Re: [GIT PULL] Memory folios for v5.15

From: Theodore Ts'o
Date: Tue Aug 24 2021 - 15:45:02 EST

On Tue, Aug 24, 2021 at 08:23:15PM +0100, Matthew Wilcox wrote:
> > So when you mention "slab" as a name example, that's not the argument
> > you think it is. That's a real honest-to-goodness operating system
> > convention name that doesn't exactly predate Linux, but is most
> > certainly not new.
> Sure, but at the time Jeff Bonwick chose it, it had no meaning in
> computer science or operating system design.

I think the big difference is that "slab" is mostly used as an
internal name. In Linux it doesn't even leak out to the users, since
we use kmem_cache_{create,alloc,free,destroy}(). So the "slab"
doesn't even show up in the API.

The problem is whether we use struct head_page, or folio, or mempages,
we're going to be subsystem users' faces. And people who are using it
every day will eventually get used to anything, whether it's "folio"
or "xmoqax", we sould give a thought to newcomers to Linux file system
code. If they see things like "read_folio()", they are going to be
far more confused than "read_pages()" or "read_mempages()".

Sure, one impenetrable code word isn't that bad. But this is a case
of a death by a thousand cuts. At $WORK, one time we had welcomed an
intern to our group, I had to stop everyone each time that they used
an acronym, or a codeword, and asked them to define the term.

It was really illuminating what an insider takes for granted, but when
it's one cutsy codeword after another, with three or more such
codewords in a sentence, it's *really* a less-than-great initial
experience for a newcomer.

So if someone sees "kmem_cache_alloc()", they can probably make a
guess what it means, and it's memorable once they learn it.
Similarly, something like "head_page", or "mempages" is going to a bit
more obvious to a kernel newbie.
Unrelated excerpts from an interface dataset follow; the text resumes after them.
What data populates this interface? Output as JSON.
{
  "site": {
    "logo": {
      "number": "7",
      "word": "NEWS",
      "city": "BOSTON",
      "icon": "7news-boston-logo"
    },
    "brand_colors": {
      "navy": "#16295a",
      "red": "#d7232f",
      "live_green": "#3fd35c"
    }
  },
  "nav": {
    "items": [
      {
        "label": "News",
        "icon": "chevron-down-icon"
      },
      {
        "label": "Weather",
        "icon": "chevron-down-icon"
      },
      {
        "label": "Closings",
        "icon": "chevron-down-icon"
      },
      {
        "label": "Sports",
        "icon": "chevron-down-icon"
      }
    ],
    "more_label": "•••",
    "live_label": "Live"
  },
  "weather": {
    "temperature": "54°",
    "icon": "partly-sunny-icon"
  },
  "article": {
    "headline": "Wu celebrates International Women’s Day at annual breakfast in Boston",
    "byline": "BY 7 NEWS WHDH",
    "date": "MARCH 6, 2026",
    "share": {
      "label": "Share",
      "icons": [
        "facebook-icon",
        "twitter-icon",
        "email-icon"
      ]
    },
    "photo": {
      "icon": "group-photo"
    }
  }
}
So if we can make a tiny gesture
towards comprehensibility, it would be good to do so while it's still
easier to change the name.


- Ted